While many politicians are willing to engage with "rogue states" such as Iran and North Korea, they draw the line at terrorists, who are seen as intrinsically ruthless and radical. That's why "I will not negotiate with terrorists" is a refrain heard across the political spectrum – and why Jimmy Carter took such flak recently for visiting with Hamas.
But this knee-jerk rejection of negotiation with radicals is deeply misguided and likely to do more harm than good. The smart question is not whether to talk to terrorists, but, instead, which terrorists to talk to and how to talk to them.
Many nonstate militants are weak and peripheral; they can be quickly squashed or contained without any need for negotiation. For instance, violent left-wing groups such as the Red Brigades in Italy and Weather Underground in the US were eliminated in the 1970s without negotiation.
But some terrorist and insurgent groups are very powerful. They are embedded in robust social networks, generate revenues from areas under their control, and have enough military power to impose serious costs on governments. They cannot be easily crushed, nor can they be wished away.Negotiations and cease-fire talks, or their offer, should be seen as one of a range of tools for overcoming militancy. Indeed, there are three good strategic reasons to talk to these kinds of armed organizations.

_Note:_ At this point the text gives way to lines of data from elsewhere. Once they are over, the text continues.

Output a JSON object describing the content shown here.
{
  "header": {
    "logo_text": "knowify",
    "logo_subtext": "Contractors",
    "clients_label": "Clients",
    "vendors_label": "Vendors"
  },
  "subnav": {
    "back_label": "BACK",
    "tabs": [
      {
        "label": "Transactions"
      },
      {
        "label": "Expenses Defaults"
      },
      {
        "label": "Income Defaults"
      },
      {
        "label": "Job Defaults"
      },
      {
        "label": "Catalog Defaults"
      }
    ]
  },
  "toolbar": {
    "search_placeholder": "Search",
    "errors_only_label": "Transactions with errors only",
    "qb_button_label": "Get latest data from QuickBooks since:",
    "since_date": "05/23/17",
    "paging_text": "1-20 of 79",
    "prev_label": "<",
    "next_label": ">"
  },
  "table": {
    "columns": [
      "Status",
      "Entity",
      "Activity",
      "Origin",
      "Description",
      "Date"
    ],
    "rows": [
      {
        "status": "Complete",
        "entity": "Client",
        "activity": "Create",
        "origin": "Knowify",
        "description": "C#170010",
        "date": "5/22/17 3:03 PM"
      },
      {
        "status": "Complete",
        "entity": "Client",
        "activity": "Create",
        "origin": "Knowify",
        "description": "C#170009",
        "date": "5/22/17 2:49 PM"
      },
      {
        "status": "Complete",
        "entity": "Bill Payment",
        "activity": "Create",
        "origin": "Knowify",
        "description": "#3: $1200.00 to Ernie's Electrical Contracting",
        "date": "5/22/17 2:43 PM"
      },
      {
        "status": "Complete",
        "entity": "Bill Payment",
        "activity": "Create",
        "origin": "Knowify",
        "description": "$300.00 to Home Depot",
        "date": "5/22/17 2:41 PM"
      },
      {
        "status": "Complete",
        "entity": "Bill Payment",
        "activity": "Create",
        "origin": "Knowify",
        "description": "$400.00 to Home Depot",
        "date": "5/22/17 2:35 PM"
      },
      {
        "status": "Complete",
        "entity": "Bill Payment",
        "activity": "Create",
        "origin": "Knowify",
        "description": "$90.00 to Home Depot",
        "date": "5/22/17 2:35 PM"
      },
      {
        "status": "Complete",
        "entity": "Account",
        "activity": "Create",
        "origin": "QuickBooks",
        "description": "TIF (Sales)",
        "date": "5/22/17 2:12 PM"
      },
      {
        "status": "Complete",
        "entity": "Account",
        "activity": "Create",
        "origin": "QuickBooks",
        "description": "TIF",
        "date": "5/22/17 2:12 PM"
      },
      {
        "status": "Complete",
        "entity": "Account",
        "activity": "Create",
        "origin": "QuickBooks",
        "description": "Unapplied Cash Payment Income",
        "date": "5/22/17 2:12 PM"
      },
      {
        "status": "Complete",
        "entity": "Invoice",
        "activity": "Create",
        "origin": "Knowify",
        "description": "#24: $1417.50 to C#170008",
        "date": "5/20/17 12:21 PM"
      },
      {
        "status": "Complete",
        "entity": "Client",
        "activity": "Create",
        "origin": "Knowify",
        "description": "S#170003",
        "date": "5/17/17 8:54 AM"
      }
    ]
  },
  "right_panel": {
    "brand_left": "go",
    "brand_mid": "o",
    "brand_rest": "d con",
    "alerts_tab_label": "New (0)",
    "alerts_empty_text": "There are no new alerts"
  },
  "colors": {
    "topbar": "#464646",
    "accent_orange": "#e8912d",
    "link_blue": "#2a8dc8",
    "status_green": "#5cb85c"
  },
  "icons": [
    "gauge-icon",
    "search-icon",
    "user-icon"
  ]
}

First, and most ambitiously, it is possible that an arrangement can be made with militant groups to end violence. The Provisional IRA in Northern Ireland, African National Congress in South Africa, and Mizo National Front in northeastern India have all been fully brought into the political system. The Maoist rebels in Nepal, meanwhile, may be heading in this direction.